As part of the Match Day process, medical school graduates typically register with the National Resident Matching Program. When the medical school graduate and the prospective medical education program mutually agree on the selection, a “match” has occurred and the medical school graduate will begin residency training, usually in July, at the hospital or program where he/she “matched.”

The UCSF Fresno residency programs that participated in the NRMP match received 5,132 applications and conducted 960 interviews for 78 positions. UCSF Fresno fellowship programs that took part in the October/December NRMP match received approximately 700 applications and conducted 109 interviews for 14 positions. The remaining programs filled available positions through another matching service or through interviews. UCSF Fresno currently offers residency training in eight specialties and fellowship training in 17 subspecialties.

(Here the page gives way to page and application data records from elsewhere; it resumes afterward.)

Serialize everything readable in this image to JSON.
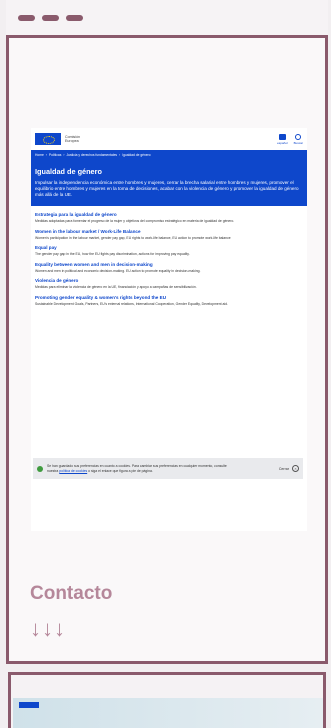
{
  "header": {
    "commission_line1": "Comisión",
    "commission_line2": "Europea",
    "language_label": "español",
    "search_label": "Buscar"
  },
  "breadcrumb": [
    "Home",
    "Políticas",
    "Justicia y derechos fundamentales",
    "Igualdad de género"
  ],
  "hero": {
    "title": "Igualdad de género",
    "description": "Impulsar la independencia económica entre hombres y mujeres, cerrar la brecha salarial entre hombres y mujeres, promover el equilibrio entre hombres y mujeres en la toma de decisiones, acabar con la violencia de género y promover la igualdad de género más allá de la UE."
  },
  "items": [
    {
      "title": "Estrategia para la igualdad de género",
      "desc": "Medidas adoptadas para fomentar el progreso de la mujer y objetivos del compromiso estratégico en materia de igualdad de género."
    },
    {
      "title": "Women in the labour market / Work-Life Balance",
      "desc": "Women's participation in the labour market, gender pay gap, EU rights to work-life balance, EU action to promote work-life balance"
    },
    {
      "title": "Equal pay",
      "desc": "The gender pay gap in the EU, how the EU fights pay discrimination, actions for improving pay equality."
    },
    {
      "title": "Equality between women and men in decision-making",
      "desc": "Women and men in political and economic decision-making. EU action to promote equality in decision-making."
    },
    {
      "title": "Violencia de género",
      "desc": "Medidas para eliminar la violencia de género en la UE, financiación y apoyo a campañas de sensibilización."
    },
    {
      "title": "Promoting gender equality & women's rights beyond the EU",
      "desc": "Sustainable Development Goals, Partners, EU's external relations, International Cooperation, Gender Equality, Development aid."
    }
  ],
  "cookie": {
    "text_before": "Se han guardado sus preferencias en cuanto a cookies. Para cambiar sus preferencias en cualquier momento, consulte nuestra",
    "link": "política de cookies",
    "text_after": "o siga el enlace que figura a pie de página.",
    "close_label": "Cerrar"
  },
  "contact": {
    "title": "Contacto",
    "arrows": "↓↓↓"
  }
}
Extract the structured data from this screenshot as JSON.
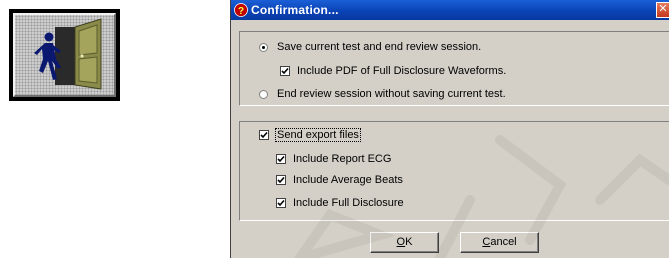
{
  "dialog": {
    "title": "Confirmation...",
    "close_label": "✕",
    "option_save_end": "Save current test and end review session.",
    "option_include_pdf": "Include PDF of Full Disclosure Waveforms.",
    "option_end_no_save": "End review session without saving current test.",
    "send_export_files": "Send export files",
    "include_report_ecg": "Include Report ECG",
    "include_average_beats": "Include Average Beats",
    "include_full_disclosure": "Include Full Disclosure",
    "ok_first": "O",
    "ok_rest": "K",
    "cancel_first": "C",
    "cancel_rest": "ancel"
  },
  "state": {
    "save_end_selected": true,
    "include_pdf_checked": true,
    "end_no_save_selected": false,
    "send_export_checked": true,
    "report_ecg_checked": true,
    "average_beats_checked": true,
    "full_disclosure_checked": true
  },
  "icons": {
    "toolbar_button": "exit-door-icon",
    "title": "question-icon",
    "close": "close-icon"
  },
  "colors": {
    "titlebar": "#0a43b6",
    "dialog_bg": "#d4d0c8",
    "door": "#8a8a4a",
    "figure": "#0a1870"
  }
}
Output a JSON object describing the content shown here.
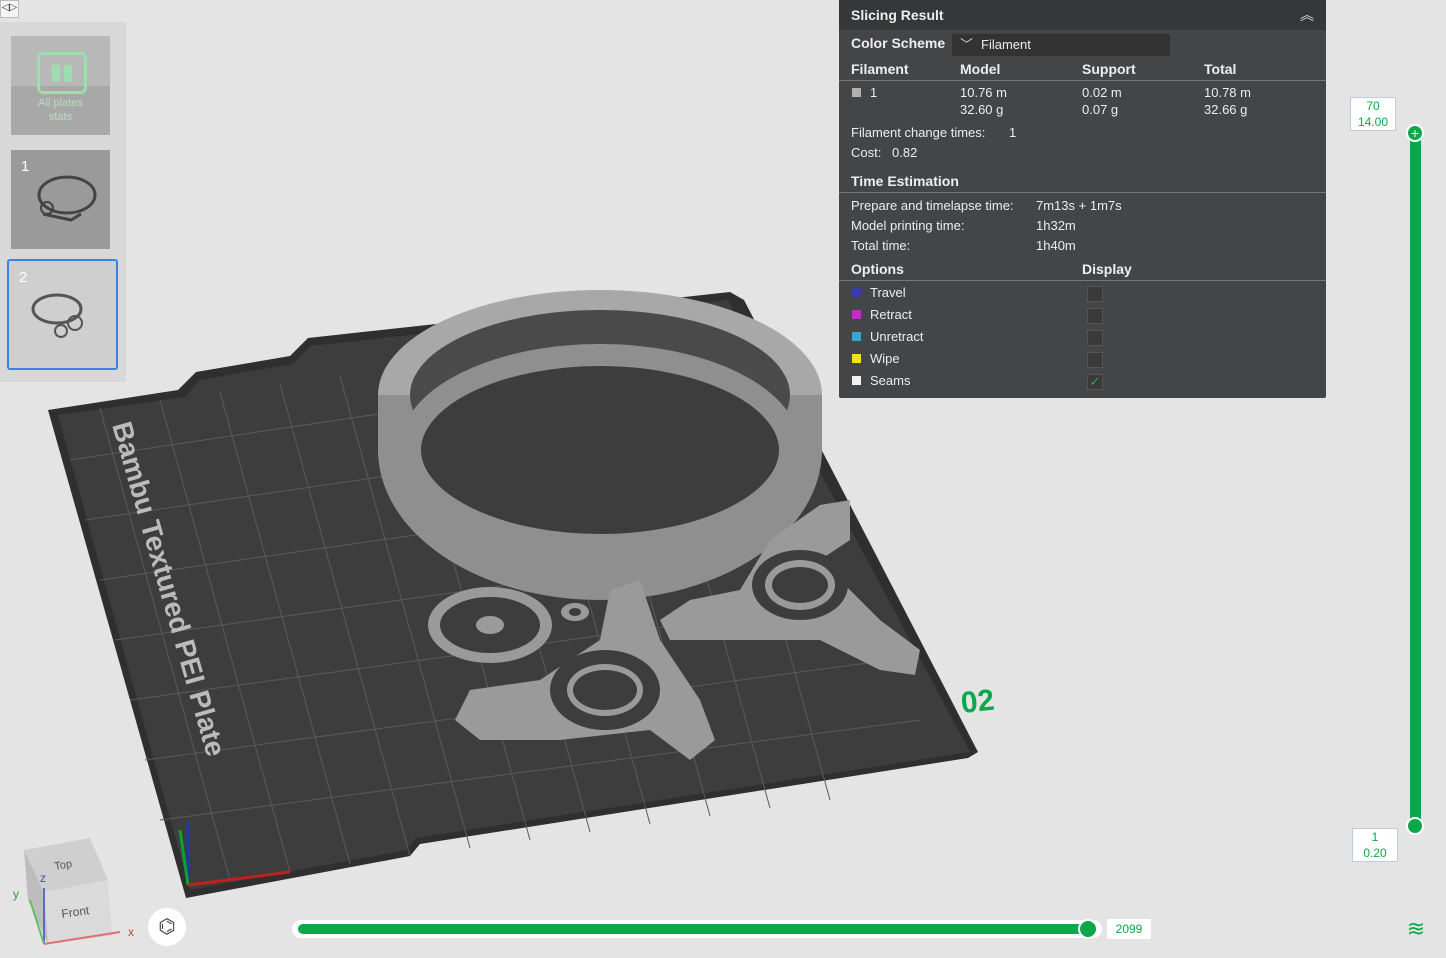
{
  "toggle": {
    "label": "◁▷"
  },
  "plates": {
    "all": {
      "label_line1": "All plates",
      "label_line2": "stats"
    },
    "items": [
      {
        "number": "1"
      },
      {
        "number": "2"
      }
    ]
  },
  "plate_label": "02",
  "bed_text": "Bambu Textured PEI Plate",
  "slicing": {
    "title": "Slicing Result",
    "color_scheme_label": "Color Scheme",
    "color_scheme_value": "Filament",
    "columns": [
      "Filament",
      "Model",
      "Support",
      "Total"
    ],
    "filament_row": {
      "id": "1",
      "model_len": "10.76 m",
      "model_wt": "32.60 g",
      "support_len": "0.02 m",
      "support_wt": "0.07 g",
      "total_len": "10.78 m",
      "total_wt": "32.66 g"
    },
    "change_times_label": "Filament change times:",
    "change_times_value": "1",
    "cost_label": "Cost:",
    "cost_value": "0.82",
    "time_title": "Time Estimation",
    "prepare_label": "Prepare and timelapse time:",
    "prepare_value": "7m13s + 1m7s",
    "model_time_label": "Model printing time:",
    "model_time_value": "1h32m",
    "total_time_label": "Total time:",
    "total_time_value": "1h40m",
    "options_title": "Options",
    "display_title": "Display",
    "options": [
      {
        "label": "Travel",
        "color": "#3c3ca8",
        "checked": false
      },
      {
        "label": "Retract",
        "color": "#c030c0",
        "checked": false
      },
      {
        "label": "Unretract",
        "color": "#40a0d0",
        "checked": false
      },
      {
        "label": "Wipe",
        "color": "#f0e020",
        "checked": false
      },
      {
        "label": "Seams",
        "color": "#f0f0f0",
        "checked": true
      }
    ]
  },
  "layer_slider": {
    "top_layer": "70",
    "top_height": "14.00",
    "bottom_layer": "1",
    "bottom_height": "0.20"
  },
  "move_slider": {
    "value": "2099"
  },
  "view_cube": {
    "top": "Top",
    "front": "Front",
    "x": "x",
    "y": "y",
    "z": "z"
  },
  "colors": {
    "accent": "#0aa84a",
    "panel_bg": "#444547",
    "bed": "#3a3a3a",
    "model": "#9a9a9a"
  }
}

SJV PRIME BACKGROUND: In September 2010, UC Merced announced a partnership with the UC Davis School of Medicine and UC San Francisco’s clinical campus in Fresno (UCSF Fresno) to establish a medical education program for students interested in practicing in the San Joaquin Valley and working with underserved populations. The inaugural group of students began their classes at UC Davis School of Medicine in August 2011 as part of the UC Davis - UC Merced San Joaquin Valley Program in Medical Education (SJV PRIME).

The initial class of SJV PRIME students completed the first two years of medical school at UC Davis’ Sacramento campus and the third and fourth years of clinical training at UCSF Fresno and in Sacramento. All matched with residency programs in March 2015 and graduated with medical degrees from UC Davis School of Medicine in May 2015. This year’s graduating class (Class of 2016) represents the second cohort.

Currently there are 27 medical students in the SJV PRIME:

• Five (5) fourth-year students
• Eight (8) third-year students
• Nine (9) second-year students

All of the SJV PRIME students call the Central Valley home. Over 60 percent of students are from communities under-represented in medicine. SJV PRIME students speak 7 languages. Acceptance offer letters are being extended now to students who will represent the incoming cohort and will start training as part of SJV PRIME in August.